It’s an election season whodunit: Who is paying for the campaign mailers cluttering Miami Beach mailboxes?
Mayoral candidate Michael Góngora says it’s not him, despite the fact that one of the groups paying for attack ads is connected to his mother and his former campaign manager.
Góngora has also been the target of nasty mailers, but tracing who’s behind those has proven difficult. A Kentucky company is listed in state records as the main funder of those ads, but a lawyer for the company says that’s absolutely not true.
The result of all this shadiness: When voters go to the polls to select a new mayor and three new commissioners on Nov. 5, they can’t be sure which candidates are supported by which businesses, industries, lawyers, lobbyists, developers or factions.
Attack ads are nothing new when it comes to politics. More and more, the groups that pay for these ads are not the candidates themselves, but third-party entities such as electioneering communication organizations, or ECOs. These ECOs provide a way around Miami Beach’s campaign finance laws, which are some of the strictest in the county.

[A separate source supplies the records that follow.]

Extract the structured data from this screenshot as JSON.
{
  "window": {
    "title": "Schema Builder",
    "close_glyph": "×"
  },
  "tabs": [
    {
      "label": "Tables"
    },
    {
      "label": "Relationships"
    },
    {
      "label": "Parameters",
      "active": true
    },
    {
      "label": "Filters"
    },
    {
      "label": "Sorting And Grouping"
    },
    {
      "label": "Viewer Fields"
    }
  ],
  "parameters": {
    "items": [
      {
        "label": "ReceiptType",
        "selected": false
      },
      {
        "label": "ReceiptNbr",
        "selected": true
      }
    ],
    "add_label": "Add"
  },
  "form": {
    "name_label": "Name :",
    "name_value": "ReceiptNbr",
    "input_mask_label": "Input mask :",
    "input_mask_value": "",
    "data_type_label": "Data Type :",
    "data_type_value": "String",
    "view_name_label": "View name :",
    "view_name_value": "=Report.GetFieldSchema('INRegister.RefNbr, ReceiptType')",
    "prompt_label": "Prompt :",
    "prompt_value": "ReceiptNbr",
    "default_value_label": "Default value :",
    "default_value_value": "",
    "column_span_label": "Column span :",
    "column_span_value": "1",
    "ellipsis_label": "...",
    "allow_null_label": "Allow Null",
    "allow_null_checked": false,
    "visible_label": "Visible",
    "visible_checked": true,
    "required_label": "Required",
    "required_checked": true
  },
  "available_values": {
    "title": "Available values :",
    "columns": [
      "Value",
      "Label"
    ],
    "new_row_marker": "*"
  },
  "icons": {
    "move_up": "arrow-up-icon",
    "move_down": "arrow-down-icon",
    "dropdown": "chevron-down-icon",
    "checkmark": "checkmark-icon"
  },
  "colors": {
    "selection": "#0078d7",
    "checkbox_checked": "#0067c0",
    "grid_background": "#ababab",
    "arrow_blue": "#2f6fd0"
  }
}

The city prohibits lobbyists, real estate developers and city vendors from contributing “directly or indirectly to a candidate, or to the campaign committee of a candidate.
However, according to state laws regulating ECOs, “an expenditure made for, or in furtherance of, an electioneering communication is not considered a contribution to or on behalf of any candidate.”
Two electioneering organizations have been particularly active in the Miami Beach mayoral race, where Góngora, businessman Philip Levine and entertainer Steve Berke are competing for the seat.
One of the ECOs is called Citizens for Fiscal Responsibility. It has taken aim at Levine.
Citizens for Fiscal Responsibility is registered to Góngora’s former campaign manager, according to state records. The ECO has raised all of its money — $27,160 — from a business in Nevada, according to its finance reports.
The Nevada business, the Women’s Leadership Conference, listed Góngora’s mother as the registered agent, until recently. The president, director, treasurer and secretary of the Nevada company were all listed as Randy Hilliard, Góngora’s former campaign manager.
Because it’s a private company, there’s no telling where the Women’s Leadership Conference came up with all the money it donated to the Florida ECO. Sandra Millard Page, Góngora’s mother, did not return multiple calls for comment. Neither did Hilliard.
Góngora’s opponents say the Nevada corporation is a front to funnel campaign contributions to Citizens for Fiscal Responsibility, without having to reveal who the donors are.
“Talk about a shell game and hiding the money,” said election lawyer J.C. Planas, who is working with the Levine campaign.
Góngora says that’s not true and he has no affiliation to the outside entities.
Góngora also has been on the receiving end of negative campaign mailers. The ECO responsible for those ads is called Citizens United For Truth. According to finance reports filed in Florida, $150,000 out of $170,000 raised by Citizens United for Truth was donated by a company called Serpentine Holdings, which is in Kentucky.